== Source records ==

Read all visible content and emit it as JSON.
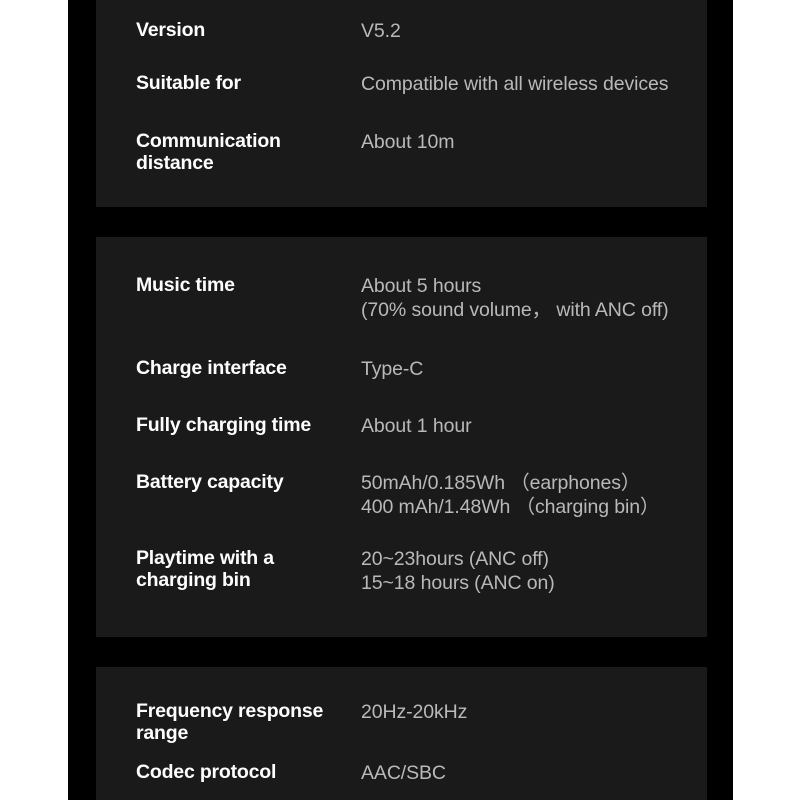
{
  "document": {
    "type": "product-specification-sheet",
    "background_color": "#000000",
    "panel_color": "#1a1a1a",
    "label_color": "#fdfdfd",
    "value_color": "#b9b9b9"
  },
  "panels": [
    {
      "id": "connectivity",
      "rows": [
        {
          "label": "Version",
          "label_line2": "",
          "value": "V5.2",
          "value_line2": ""
        },
        {
          "label": "Suitable for",
          "label_line2": "",
          "value": "Compatible with all wireless devices",
          "value_line2": ""
        },
        {
          "label": "Communication",
          "label_line2": "distance",
          "value": "About 10m",
          "value_line2": ""
        }
      ]
    },
    {
      "id": "battery-and-charging",
      "rows": [
        {
          "label": "Music time",
          "label_line2": "",
          "value": "About 5 hours",
          "value_line2": "(70% sound volume，  with ANC off)"
        },
        {
          "label": "Charge interface",
          "label_line2": "",
          "value": "Type-C",
          "value_line2": ""
        },
        {
          "label": "Fully charging time",
          "label_line2": "",
          "value": "About 1 hour",
          "value_line2": ""
        },
        {
          "label": "Battery capacity",
          "label_line2": "",
          "value": "50mAh/0.185Wh （earphones）",
          "value_line2": "400 mAh/1.48Wh  （charging bin）"
        },
        {
          "label": "Playtime with a",
          "label_line2": "charging bin",
          "value": "20~23hours (ANC off)",
          "value_line2": "15~18 hours (ANC on)"
        }
      ]
    },
    {
      "id": "audio",
      "rows": [
        {
          "label": "Frequency response",
          "label_line2": "range",
          "value": "20Hz-20kHz",
          "value_line2": ""
        },
        {
          "label": "Codec protocol",
          "label_line2": "",
          "value": "AAC/SBC",
          "value_line2": ""
        }
      ]
    }
  ]
}
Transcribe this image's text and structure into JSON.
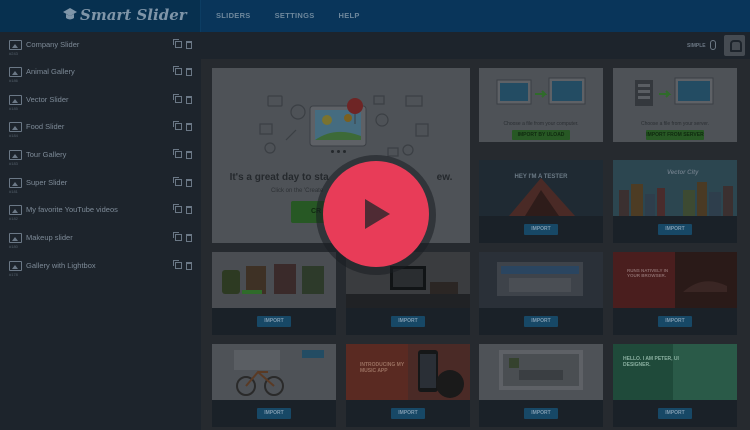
{
  "app": {
    "logo_text": "Smart Slider"
  },
  "nav": [
    {
      "label": "SLIDERS"
    },
    {
      "label": "SETTINGS"
    },
    {
      "label": "HELP"
    }
  ],
  "sidebar": {
    "items": [
      {
        "label": "Company Slider",
        "id": "#243"
      },
      {
        "label": "Animal Gallery",
        "id": "#186"
      },
      {
        "label": "Vector Slider",
        "id": "#185"
      },
      {
        "label": "Food Slider",
        "id": "#184"
      },
      {
        "label": "Tour Gallery",
        "id": "#183"
      },
      {
        "label": "Super Slider",
        "id": "#181"
      },
      {
        "label": "My favorite YouTube videos",
        "id": "#182"
      },
      {
        "label": "Makeup slider",
        "id": "#180"
      },
      {
        "label": "Gallery with Lightbox",
        "id": "#178"
      }
    ]
  },
  "subbar": {
    "mode_label": "SIMPLE"
  },
  "welcome": {
    "title": "It's a great day to sta",
    "title_tail": "ew.",
    "text": "Click on the 'Create",
    "create_label": "CR"
  },
  "upload": {
    "computer": {
      "caption": "Choose a file from your computer.",
      "button": "IMPORT BY ULOAD"
    },
    "server": {
      "caption": "Choose a file from your server.",
      "button": "IMPORT FROM SERVER"
    }
  },
  "templates": {
    "import_label": "IMPORT",
    "cards": [
      {
        "text": "HEY I'M A TESTER"
      },
      {
        "text": "Vector City"
      },
      {
        "text": ""
      },
      {
        "text": ""
      },
      {
        "text": ""
      },
      {
        "text": "RUNS NATIVELY IN YOUR BROWSER."
      },
      {
        "text": ""
      },
      {
        "text": "INTRODUCING MY MUSIC APP"
      },
      {
        "text": ""
      },
      {
        "text": "HELLO. I AM PETER, UI DESIGNER."
      }
    ]
  },
  "colors": {
    "accent_green": "#4fa846",
    "play_button": "#e83c58",
    "import_blue": "#1e82b7"
  }
}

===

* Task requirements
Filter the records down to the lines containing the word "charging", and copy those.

* Final answer
      "id": "battery-and-charging",
          "label": "Fully charging time",
          "value_line2": "400 mAh/1.48Wh  （charging bin）"
          "label_line2": "charging bin",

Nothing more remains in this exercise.